**EXERCISE DIRECTIONS:** Whenever a line in the entries below contains "this", copy that line.
(ENTRIES SUPPLIED begins)
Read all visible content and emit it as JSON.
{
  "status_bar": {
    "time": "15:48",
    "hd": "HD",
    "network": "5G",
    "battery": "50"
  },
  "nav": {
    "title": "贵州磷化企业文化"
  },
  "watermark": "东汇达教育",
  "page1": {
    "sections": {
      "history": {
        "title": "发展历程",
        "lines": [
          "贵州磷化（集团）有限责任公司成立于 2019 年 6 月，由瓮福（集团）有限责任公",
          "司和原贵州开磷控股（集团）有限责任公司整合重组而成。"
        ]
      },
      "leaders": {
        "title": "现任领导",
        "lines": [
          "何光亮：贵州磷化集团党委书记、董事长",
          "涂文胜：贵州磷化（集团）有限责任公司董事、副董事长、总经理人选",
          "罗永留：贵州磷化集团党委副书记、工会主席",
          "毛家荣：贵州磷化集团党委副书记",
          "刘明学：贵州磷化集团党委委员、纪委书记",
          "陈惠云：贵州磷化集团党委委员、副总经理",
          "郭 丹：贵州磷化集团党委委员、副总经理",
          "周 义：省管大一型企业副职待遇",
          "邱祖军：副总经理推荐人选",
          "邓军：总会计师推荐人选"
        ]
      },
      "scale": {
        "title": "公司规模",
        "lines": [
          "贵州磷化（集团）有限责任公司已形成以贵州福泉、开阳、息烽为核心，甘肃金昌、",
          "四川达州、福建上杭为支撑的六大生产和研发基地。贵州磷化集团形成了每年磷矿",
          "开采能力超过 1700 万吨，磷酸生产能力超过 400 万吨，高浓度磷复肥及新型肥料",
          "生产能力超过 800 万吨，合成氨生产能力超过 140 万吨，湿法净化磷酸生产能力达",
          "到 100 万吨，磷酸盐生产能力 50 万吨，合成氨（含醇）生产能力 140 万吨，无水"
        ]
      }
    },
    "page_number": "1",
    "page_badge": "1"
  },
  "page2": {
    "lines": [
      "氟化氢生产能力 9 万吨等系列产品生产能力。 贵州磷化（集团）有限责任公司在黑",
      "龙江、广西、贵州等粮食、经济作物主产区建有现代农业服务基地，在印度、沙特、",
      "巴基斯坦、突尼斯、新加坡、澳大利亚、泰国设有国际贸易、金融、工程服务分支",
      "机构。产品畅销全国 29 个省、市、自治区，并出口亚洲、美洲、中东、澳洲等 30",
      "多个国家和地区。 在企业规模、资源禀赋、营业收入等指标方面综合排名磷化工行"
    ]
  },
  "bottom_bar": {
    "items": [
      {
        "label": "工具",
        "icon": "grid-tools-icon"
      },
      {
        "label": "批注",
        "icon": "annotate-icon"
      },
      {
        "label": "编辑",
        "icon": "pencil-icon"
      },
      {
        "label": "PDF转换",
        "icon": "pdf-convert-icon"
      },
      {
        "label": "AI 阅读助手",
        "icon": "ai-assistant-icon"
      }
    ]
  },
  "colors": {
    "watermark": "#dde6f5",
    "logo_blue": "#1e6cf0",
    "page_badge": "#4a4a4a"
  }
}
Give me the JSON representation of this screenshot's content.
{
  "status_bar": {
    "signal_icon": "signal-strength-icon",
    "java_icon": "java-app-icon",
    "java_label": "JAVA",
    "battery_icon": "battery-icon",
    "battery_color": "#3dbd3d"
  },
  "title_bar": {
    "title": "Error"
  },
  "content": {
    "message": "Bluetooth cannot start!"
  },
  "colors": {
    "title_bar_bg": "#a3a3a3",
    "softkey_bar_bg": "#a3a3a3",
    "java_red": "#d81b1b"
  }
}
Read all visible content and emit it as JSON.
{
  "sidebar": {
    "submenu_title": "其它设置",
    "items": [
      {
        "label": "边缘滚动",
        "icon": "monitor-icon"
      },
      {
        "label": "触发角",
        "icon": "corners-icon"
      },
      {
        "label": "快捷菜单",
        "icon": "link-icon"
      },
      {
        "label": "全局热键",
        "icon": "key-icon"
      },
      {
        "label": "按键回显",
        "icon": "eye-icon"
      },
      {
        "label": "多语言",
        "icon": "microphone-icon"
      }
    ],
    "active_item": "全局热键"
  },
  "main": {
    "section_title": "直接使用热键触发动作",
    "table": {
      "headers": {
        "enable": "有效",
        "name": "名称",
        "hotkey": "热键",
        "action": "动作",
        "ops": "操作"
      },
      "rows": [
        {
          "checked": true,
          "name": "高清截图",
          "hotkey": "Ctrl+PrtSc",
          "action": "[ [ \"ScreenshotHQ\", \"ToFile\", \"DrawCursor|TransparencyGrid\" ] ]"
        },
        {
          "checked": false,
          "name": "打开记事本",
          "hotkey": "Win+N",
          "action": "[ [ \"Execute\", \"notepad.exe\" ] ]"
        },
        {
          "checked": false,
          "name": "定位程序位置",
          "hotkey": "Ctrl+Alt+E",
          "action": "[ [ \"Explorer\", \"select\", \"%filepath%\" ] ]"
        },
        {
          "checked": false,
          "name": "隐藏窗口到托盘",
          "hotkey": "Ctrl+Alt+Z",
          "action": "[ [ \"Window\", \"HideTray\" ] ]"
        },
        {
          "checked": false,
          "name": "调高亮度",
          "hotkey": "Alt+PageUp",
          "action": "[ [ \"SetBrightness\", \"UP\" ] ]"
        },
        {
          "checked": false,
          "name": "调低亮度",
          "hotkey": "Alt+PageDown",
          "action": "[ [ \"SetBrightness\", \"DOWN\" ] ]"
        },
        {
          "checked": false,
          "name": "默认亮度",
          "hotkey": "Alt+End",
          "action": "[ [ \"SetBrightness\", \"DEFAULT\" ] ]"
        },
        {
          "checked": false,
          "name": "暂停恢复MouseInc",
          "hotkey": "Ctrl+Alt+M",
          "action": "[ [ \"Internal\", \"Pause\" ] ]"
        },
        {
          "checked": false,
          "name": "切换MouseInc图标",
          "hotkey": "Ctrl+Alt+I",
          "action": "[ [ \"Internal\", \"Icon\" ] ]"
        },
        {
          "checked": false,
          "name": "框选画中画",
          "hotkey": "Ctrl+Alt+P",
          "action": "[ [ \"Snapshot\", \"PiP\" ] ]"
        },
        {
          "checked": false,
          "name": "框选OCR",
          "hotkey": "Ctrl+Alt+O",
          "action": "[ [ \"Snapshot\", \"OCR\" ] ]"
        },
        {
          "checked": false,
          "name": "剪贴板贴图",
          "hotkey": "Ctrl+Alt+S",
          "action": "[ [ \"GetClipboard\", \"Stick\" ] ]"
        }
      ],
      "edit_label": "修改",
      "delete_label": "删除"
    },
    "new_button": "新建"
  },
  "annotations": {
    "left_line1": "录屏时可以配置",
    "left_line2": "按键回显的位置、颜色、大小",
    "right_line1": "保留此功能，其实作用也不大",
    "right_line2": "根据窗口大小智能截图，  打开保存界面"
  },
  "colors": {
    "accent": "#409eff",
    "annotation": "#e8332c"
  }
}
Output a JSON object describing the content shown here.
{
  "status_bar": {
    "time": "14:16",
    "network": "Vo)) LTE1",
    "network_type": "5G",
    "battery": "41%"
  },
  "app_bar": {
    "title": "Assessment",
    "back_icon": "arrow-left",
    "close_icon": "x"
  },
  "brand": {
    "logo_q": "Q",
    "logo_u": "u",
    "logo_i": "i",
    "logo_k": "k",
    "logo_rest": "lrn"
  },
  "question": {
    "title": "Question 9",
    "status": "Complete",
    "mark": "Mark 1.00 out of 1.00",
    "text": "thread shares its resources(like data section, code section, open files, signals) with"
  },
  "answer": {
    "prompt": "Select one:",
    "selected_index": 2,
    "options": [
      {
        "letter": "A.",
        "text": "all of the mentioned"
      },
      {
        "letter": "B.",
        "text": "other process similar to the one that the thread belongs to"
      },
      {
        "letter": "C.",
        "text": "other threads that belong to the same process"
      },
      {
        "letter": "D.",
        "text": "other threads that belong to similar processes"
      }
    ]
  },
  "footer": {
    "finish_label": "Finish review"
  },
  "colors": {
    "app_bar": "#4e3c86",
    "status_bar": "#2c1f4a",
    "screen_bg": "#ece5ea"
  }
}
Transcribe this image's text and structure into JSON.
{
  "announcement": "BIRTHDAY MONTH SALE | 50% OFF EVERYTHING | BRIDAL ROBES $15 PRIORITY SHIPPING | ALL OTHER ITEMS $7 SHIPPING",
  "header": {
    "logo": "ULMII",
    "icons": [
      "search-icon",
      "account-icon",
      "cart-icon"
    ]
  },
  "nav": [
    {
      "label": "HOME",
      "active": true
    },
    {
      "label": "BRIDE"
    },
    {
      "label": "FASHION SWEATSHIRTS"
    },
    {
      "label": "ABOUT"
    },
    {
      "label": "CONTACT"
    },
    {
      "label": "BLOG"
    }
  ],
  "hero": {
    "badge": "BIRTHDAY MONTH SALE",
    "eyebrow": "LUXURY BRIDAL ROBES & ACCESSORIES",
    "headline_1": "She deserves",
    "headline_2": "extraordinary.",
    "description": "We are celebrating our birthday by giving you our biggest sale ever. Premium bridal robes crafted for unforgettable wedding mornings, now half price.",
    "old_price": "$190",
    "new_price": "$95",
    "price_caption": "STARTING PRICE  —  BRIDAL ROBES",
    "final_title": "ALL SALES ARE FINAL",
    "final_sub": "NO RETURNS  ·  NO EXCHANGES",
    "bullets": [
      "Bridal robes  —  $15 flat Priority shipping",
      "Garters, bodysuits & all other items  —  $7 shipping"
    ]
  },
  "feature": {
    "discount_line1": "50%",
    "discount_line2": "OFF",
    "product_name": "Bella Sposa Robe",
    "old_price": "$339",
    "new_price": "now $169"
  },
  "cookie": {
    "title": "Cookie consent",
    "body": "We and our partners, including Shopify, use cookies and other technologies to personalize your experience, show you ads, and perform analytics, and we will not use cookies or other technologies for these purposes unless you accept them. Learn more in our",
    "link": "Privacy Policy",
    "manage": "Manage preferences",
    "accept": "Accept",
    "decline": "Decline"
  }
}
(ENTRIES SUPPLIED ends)
**ANSWER SECTION:**
Give me the JSON representation of this screenshot's content.
Transcribe this image's text and structure into JSON.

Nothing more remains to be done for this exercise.